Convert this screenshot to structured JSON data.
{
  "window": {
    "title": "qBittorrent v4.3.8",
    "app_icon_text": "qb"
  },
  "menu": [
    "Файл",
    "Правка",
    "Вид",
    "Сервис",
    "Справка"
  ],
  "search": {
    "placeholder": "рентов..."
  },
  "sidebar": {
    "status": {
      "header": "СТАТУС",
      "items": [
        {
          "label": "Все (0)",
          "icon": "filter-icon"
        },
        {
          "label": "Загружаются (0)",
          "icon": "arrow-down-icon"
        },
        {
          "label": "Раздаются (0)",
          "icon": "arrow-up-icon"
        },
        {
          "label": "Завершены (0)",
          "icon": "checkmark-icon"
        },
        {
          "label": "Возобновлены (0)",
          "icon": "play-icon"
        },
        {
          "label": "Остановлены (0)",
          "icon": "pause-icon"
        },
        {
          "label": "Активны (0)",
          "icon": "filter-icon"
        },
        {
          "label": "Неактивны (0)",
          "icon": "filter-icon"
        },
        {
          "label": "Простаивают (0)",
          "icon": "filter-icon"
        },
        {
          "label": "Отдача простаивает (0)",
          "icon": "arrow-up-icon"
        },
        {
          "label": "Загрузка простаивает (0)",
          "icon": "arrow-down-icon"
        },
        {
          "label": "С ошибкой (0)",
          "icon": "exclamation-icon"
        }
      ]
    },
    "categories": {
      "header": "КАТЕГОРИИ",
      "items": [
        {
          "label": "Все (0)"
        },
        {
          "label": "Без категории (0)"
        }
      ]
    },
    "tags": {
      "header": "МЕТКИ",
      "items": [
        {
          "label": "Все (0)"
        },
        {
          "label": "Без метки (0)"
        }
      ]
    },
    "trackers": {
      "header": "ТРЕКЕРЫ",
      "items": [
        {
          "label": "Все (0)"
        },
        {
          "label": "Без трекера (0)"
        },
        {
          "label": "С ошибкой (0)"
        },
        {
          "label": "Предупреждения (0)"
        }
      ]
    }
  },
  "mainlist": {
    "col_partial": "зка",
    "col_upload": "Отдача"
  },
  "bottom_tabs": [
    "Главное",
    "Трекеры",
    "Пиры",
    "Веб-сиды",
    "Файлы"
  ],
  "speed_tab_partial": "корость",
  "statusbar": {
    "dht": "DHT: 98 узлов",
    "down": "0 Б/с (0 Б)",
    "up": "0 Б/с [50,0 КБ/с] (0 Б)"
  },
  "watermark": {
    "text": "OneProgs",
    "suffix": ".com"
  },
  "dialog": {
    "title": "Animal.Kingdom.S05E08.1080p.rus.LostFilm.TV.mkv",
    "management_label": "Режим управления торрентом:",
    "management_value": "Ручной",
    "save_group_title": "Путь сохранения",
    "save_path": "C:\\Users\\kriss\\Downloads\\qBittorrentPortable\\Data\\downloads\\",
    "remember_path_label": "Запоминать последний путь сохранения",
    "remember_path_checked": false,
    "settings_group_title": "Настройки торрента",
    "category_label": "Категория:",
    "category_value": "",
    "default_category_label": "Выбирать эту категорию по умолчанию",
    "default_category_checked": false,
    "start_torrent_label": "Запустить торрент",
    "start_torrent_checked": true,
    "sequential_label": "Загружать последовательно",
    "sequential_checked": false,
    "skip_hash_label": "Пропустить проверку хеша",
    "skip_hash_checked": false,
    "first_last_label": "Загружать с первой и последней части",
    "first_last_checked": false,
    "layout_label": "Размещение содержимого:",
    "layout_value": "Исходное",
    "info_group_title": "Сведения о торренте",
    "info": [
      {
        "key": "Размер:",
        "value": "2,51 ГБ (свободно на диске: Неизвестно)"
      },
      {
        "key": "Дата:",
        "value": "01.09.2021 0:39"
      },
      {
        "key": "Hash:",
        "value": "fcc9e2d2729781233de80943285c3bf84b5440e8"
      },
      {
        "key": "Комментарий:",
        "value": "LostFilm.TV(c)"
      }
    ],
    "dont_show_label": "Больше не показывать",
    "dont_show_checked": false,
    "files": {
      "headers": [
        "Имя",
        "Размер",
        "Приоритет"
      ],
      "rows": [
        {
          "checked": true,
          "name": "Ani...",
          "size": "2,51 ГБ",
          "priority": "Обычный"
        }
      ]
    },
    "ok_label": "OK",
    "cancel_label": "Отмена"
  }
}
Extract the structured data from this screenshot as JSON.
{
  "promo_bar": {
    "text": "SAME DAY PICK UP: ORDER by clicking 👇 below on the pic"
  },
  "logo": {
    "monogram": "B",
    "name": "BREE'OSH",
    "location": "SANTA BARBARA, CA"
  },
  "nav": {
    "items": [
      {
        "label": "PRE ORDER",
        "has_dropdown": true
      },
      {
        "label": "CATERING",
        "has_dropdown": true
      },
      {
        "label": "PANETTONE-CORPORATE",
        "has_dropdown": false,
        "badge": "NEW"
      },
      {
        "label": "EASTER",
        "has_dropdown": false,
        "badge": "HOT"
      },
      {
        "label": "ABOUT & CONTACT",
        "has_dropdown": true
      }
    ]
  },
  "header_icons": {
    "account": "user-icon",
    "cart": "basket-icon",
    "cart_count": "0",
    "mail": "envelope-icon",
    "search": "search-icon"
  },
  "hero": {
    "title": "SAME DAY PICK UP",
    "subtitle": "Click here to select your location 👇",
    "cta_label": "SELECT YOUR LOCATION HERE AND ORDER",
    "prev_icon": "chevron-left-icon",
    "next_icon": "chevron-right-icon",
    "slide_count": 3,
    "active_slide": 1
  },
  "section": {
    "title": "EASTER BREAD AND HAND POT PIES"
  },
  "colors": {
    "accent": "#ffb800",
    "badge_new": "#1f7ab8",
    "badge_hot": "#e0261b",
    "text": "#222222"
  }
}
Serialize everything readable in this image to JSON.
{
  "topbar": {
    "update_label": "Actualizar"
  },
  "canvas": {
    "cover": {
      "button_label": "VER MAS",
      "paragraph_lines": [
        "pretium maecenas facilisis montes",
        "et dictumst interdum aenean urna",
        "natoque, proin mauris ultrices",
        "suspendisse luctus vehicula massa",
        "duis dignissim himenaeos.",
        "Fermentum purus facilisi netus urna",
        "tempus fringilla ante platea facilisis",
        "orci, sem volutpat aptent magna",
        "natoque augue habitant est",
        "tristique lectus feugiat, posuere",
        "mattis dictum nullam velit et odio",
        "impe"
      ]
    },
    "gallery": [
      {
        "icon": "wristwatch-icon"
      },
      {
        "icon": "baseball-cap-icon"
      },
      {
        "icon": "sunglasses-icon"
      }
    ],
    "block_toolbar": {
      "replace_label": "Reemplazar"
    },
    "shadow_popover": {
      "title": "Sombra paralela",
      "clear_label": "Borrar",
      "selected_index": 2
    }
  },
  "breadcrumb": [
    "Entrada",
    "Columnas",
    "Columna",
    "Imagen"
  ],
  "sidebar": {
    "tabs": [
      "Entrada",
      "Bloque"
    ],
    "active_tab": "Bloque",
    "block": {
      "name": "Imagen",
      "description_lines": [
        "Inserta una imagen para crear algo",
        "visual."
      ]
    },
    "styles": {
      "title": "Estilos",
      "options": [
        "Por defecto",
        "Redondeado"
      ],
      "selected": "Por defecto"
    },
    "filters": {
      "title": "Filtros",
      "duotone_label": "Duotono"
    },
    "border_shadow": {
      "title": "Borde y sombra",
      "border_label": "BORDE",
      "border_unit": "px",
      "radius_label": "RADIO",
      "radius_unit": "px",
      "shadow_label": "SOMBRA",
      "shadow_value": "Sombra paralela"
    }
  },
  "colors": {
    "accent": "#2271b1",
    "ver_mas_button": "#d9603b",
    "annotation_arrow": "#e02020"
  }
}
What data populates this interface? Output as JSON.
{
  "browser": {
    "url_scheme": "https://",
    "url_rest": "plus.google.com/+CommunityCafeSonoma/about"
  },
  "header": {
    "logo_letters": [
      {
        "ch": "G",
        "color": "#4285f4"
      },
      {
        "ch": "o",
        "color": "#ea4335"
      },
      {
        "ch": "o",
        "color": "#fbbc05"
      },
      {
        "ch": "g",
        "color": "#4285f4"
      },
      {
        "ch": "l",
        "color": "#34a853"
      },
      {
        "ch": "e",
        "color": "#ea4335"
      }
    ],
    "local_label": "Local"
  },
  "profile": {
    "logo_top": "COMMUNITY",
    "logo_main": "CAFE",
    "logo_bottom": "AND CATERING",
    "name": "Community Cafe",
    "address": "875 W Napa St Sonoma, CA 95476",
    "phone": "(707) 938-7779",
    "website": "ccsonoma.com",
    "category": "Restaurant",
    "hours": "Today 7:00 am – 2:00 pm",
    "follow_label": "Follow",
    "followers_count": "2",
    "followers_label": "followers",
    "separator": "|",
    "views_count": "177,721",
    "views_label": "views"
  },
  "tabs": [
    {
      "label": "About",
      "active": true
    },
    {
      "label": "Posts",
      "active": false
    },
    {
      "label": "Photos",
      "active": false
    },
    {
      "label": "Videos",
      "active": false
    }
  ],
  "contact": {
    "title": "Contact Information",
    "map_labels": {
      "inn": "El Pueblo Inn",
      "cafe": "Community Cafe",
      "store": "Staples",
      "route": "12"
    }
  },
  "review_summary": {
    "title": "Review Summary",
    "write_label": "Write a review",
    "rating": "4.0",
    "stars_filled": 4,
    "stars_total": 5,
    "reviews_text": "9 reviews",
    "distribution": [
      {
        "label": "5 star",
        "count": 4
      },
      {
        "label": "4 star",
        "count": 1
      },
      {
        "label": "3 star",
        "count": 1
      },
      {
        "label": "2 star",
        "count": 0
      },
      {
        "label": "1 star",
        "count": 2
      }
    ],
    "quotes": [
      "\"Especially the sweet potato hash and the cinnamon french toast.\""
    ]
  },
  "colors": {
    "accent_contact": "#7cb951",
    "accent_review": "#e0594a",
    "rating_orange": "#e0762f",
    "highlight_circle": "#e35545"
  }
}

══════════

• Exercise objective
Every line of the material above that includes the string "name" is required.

• Reply to the exercise
          "name": "Ani...",
    "name": "BREE'OSH",
      "name": "Imagen",
    "name": "Community Cafe",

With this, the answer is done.